TW I do feel sometimes—which may be the kind of propellant for a lot of these absurd chapters in the lives of people my age—a sense of having become too comfortable, of being an old shoe and wanting to push myself to thinner air. But I find ways of getting around that. I drive too fast. I ski the black diamond slopes, and I play cutthroat softball. I’m being facetious. But that restlessness is still there. I don’t think it’s in a virulent state, I don’t think I’m going to destroy my life in obedience to it. It isn’t at its deepest level philosophical. I know I have found the ground on which I must make my peace, through these people I live with and not through change of circumstance or a dramatis personae.
AMH In In Pharaoh’s Army you write about joining the military to get at an experience. And I think about you having settled down, teaching and living this seemingly stable life; from where do you get experience now?
TW In The End of Alice you write very powerfully and persuasively from the point of view of a pedophile. Am I to think therefore that you must have experience with pedophilia?
AMH I actually know nothing about it, which is the funny thing. I did a lot of research.
TW You know that old chestnut of Flannery O’Connor’s, about anyone who survives adolescence has enough to write about for the rest of their lives. There’s a strong, very early story of hers in DoubleTake magazine called “The Coat,” written from the point of view of a black woman. She wrote it when she was in her 20s, at Iowa. How the hell did she know to do that? In the end, the writer’s task is not to accumulate experience, but to develop a consciousness that can see the world with some accuracy and fitting sense of drama.
AMH You went to boarding school, and then into the army, and then off to study in England; did you feel comfortable in all those settings or were you an outsider?
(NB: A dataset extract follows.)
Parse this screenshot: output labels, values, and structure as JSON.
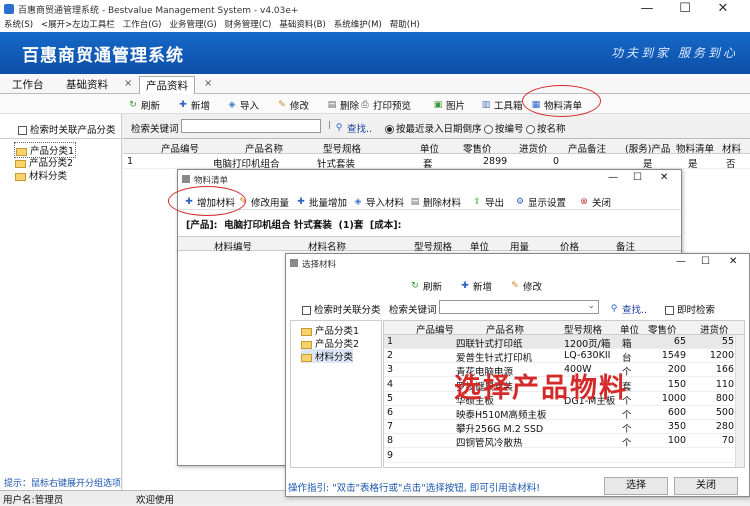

TW I felt right at home when I went off to that boarding school because I had wanted so much to go there. It was funny to be happy in this place where all the other kids wanted to be home. But it was much more peaceful than my home life. And it was intellectually alive, there were people talking about ideas and books in a way I’d never even known you could, except through my brother in the brief time we’d spent together before I went off to school. So I was quite happy and at home in that place. But God knows there were transitions to be made. I was aware of there being class tensions at Oxford, but as a Yank I was outside of those considerations. And I really felt as if I belonged to a community when I was there, an artistic and intellectual community. Those were the people I knew at Oxford, and they were not consumed by questions of class. Artists and intellectuals are their own class. These were people who were committed to writing, and reading, and understanding. And we talked incessantly. My real education came not so much through the classes and tutors, as through my time with my friends. The pubs closed at ten, so we’d buy some booze and sit around somebody’s room and just talk, talk, talk, talk, and I’ve never forgotten that. The sharpening effect on the mind, the awakening, was so exhilarating that questions of class and economic status really didn’t play much of a part. I started writing in a disciplined way, as soon as I got to Oxford, and that was very important to me. I was reading, making friends, traveling—it was a God-given time.
AMH Were they amazed that you had been a soldier?
TW We didn’t talk about it very much. First of all, I did not have a way of talking about it that did not make other people extremely uncomfortable. I had this compulsion to rub peoples’ noses in the horror of it, to tell them the worst things. But I would tell them in this cruel laughing way. Because the minute I started on that subject I’d go back to being a soldier, and that’s the way soldiers handle it. I began to see how discordant a note this struck whenever we started talking. Most of my friends learned not to talk to me about it, and I never brought it up, I never brought it up.
AMH But that in itself is fascinating. I’m always amazed by splits in people.
TW Well, I still have plenty of those.
I believe that each of us is given one sentence at birth, and we spend the rest of our life trying to read that sentence and make sense of it.
Li Young Lee